▶ [RECORDS PROVIDED]
■ ■ ■ ■
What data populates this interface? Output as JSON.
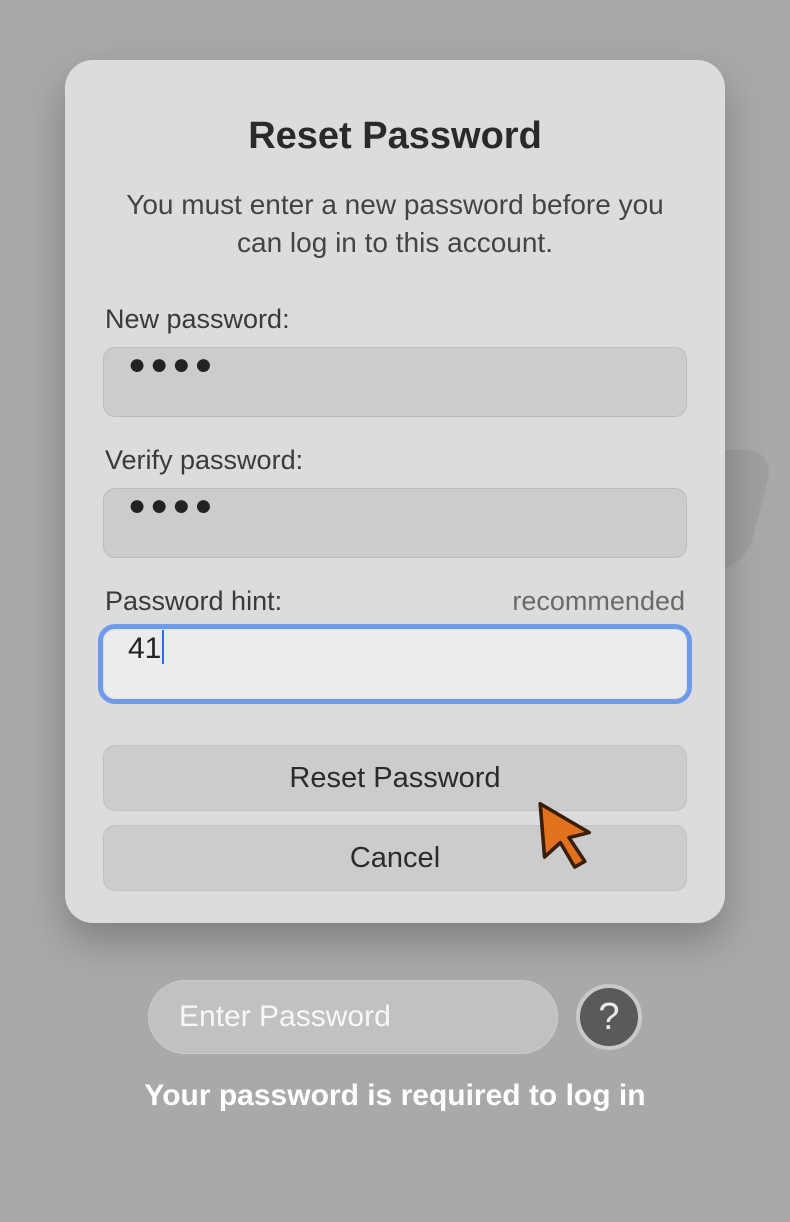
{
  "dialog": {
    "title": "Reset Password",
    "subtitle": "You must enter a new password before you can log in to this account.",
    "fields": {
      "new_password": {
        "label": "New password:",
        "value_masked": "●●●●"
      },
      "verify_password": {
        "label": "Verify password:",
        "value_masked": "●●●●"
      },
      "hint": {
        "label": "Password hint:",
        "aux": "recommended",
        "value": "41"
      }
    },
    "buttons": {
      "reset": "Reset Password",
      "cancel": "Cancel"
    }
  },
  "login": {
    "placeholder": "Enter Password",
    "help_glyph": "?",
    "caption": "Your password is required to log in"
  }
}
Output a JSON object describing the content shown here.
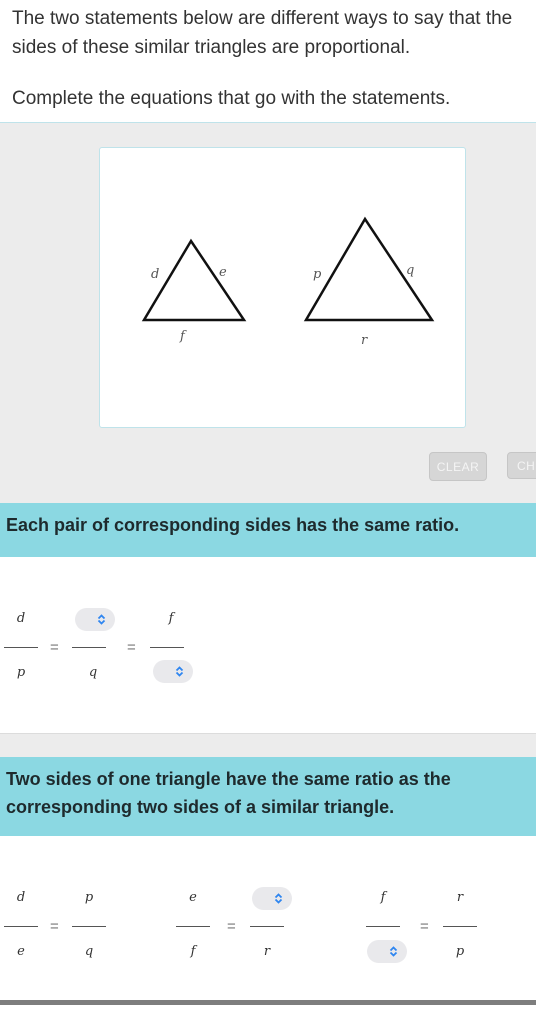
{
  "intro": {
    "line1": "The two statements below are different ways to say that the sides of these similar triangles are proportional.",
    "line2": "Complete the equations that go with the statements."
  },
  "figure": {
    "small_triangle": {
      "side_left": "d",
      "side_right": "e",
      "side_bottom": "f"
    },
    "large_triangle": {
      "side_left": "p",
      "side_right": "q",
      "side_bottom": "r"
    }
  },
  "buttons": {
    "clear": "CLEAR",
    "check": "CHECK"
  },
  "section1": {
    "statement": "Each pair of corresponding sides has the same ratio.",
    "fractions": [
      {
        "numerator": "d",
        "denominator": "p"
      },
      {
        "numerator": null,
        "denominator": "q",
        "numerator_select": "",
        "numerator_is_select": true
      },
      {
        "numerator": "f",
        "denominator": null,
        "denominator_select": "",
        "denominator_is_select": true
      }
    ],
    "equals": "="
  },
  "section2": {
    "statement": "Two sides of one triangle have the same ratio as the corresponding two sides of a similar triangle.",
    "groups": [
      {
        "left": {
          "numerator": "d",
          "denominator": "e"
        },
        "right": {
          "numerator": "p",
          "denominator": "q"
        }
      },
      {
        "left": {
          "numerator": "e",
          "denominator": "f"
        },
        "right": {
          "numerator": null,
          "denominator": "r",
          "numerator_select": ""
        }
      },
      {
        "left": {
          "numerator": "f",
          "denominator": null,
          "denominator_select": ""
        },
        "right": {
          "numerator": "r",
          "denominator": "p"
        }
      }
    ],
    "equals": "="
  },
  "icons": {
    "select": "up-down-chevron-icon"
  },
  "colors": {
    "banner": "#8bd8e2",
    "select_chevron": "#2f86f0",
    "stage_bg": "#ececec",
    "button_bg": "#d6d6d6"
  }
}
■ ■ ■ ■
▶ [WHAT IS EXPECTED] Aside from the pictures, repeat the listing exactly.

▶ [EXERCISE RESULT]
What data populates this interface? Output as JSON.
{
  "dialog": {
    "title": "Reset Password",
    "subtitle": "You must enter a new password before you can log in to this account.",
    "fields": {
      "new_password": {
        "label": "New password:",
        "value_masked": "●●●●"
      },
      "verify_password": {
        "label": "Verify password:",
        "value_masked": "●●●●"
      },
      "hint": {
        "label": "Password hint:",
        "aux": "recommended",
        "value": "41"
      }
    },
    "buttons": {
      "reset": "Reset Password",
      "cancel": "Cancel"
    }
  },
  "login": {
    "placeholder": "Enter Password",
    "help_glyph": "?",
    "caption": "Your password is required to log in"
  }
}
Output a JSON object describing the content shown here.
{
  "intro": {
    "line1": "The two statements below are different ways to say that the sides of these similar triangles are proportional.",
    "line2": "Complete the equations that go with the statements."
  },
  "figure": {
    "small_triangle": {
      "side_left": "d",
      "side_right": "e",
      "side_bottom": "f"
    },
    "large_triangle": {
      "side_left": "p",
      "side_right": "q",
      "side_bottom": "r"
    }
  },
  "buttons": {
    "clear": "CLEAR",
    "check": "CHECK"
  },
  "section1": {
    "statement": "Each pair of corresponding sides has the same ratio.",
    "fractions": [
      {
        "numerator": "d",
        "denominator": "p"
      },
      {
        "numerator": null,
        "denominator": "q",
        "numerator_select": "",
        "numerator_is_select": true
      },
      {
        "numerator": "f",
        "denominator": null,
        "denominator_select": "",
        "denominator_is_select": true
      }
    ],
    "equals": "="
  },
  "section2": {
    "statement": "Two sides of one triangle have the same ratio as the corresponding two sides of a similar triangle.",
    "groups": [
      {
        "left": {
          "numerator": "d",
          "denominator": "e"
        },
        "right": {
          "numerator": "p",
          "denominator": "q"
        }
      },
      {
        "left": {
          "numerator": "e",
          "denominator": "f"
        },
        "right": {
          "numerator": null,
          "denominator": "r",
          "numerator_select": ""
        }
      },
      {
        "left": {
          "numerator": "f",
          "denominator": null,
          "denominator_select": ""
        },
        "right": {
          "numerator": "r",
          "denominator": "p"
        }
      }
    ],
    "equals": "="
  },
  "icons": {
    "select": "up-down-chevron-icon"
  },
  "colors": {
    "banner": "#8bd8e2",
    "select_chevron": "#2f86f0",
    "stage_bg": "#ececec",
    "button_bg": "#d6d6d6"
  }
}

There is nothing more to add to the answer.